Tom Brady’s Revoked Retirement Announcement Stains his Legacy

Tom Brady provided enjoyment to thousands of New England fans. (Courtesy of Twitter)

Tom Brady provided enjoyment to thousands of New England fans. (Courtesy of Twitter)

Tom Brady is the greatest football player of all time. It feels good to confidently say that statement, and even better to write it in an article I know will go to print. Like many current college students, I grew up in an era where there was a genuine debate over who the NFL’s king was. However, as soon as Peyton Manning left the gridiron and started acting in Nationwide Insurance commercials while Brady was still winning Super Bowls, the haze settled and the title of G.O.A.T. became crystal clear.
While Brady has solidified his spot as football’s top dog, he has done irreparable damage to his career by failing to retire when he announced he was last winter. Irresponsible and overeager journalism by Adam Schefter aside, Brady significantly tainted his legacy by deciding to come back for season 23 just a few weeks after his official retirement announcement post.

Brady’s “just kidding” approach to something so serious for fans of the Patriots, Buccaneers or sports fans in general is bad enough. Taking back such an important announcement felt like a promise broken. As a Patriots fan myself, I was excited for the day Brady was going to announce his retirement, when he was going to be honored for the historic dominance he gave to the sport of football, be celebrated by New England for his dominant transformation of their football team and for playing a massive part in making my generation of Boston sports fans spoiled with championship parades and frankly unsustainable expectations of our beloved sports teams.
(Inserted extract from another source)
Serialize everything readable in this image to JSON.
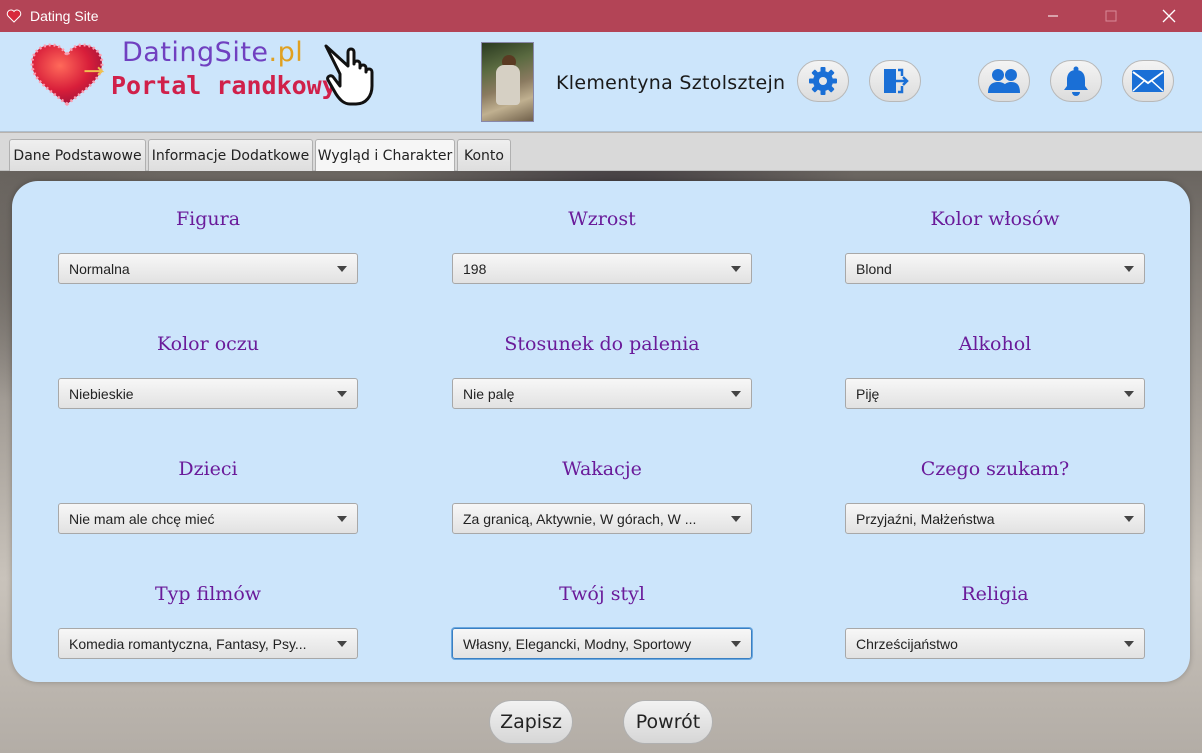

The frustrating thing is that Brady got his retirement party. Tributes from superstars across the sports world, bitter tweets from Pats fans frustrated with his Buccaneers-centric retirement announcement and gratitude from New Englanders all happened. Brady got what seemed like a proper send-off.
Fast-forward eight months and the Brady that was so honored in early 2022 is struggling with a 4-5 record, a frustrated team and tension in the Buccaneers locker room that was once motivated and fueled by a sharp leader in Brady. Brady’s current personal issues are not meant to be focused on here, but it is simultaneously necessary to acknowledge the elephant in the room involving Brady’s divorce proceedings with Gisele Bündchen.

My criticism of Brady’s retirement situation is not that he is still playing. If it was November 2022, and Brady had never made a retirement announcement, was currently leading a winless team and swimming in an even more tense environment with his current teammates, that would be better for his legacy than what will transpire when he eventually retires.

My prediction is Brady will leave the sport for good after two more seasons. Whether it’s two more, three more or no more after the current season is beside the point.
What I know for sure is that Brady will get similar testimonials and messages looking back on his career, as was the case this past winter from others in the industry.

But because these messages and tributes were already dispensed, and already used to honor Brady, what was thought to be his 22-year career nearly eight months ago, his legacy won’t be properly recognized.
These second rounds of honors will be inevitably watered down and colored by the idea that this was only meant to happen once.

Even if Brady is able to collect three more Super Bowls or wins another MVP award, a clean break would have been best.

Best for Patriots fans who witnessed six Super Bowls in 17 years after 36 years without a whisper of a single trophy.

Best for football fans who have been frustrated with or in awe of Brady’s physical longevity.
But importantly, it would have been best for Brady, who will never drop his title of the G.O.A.T.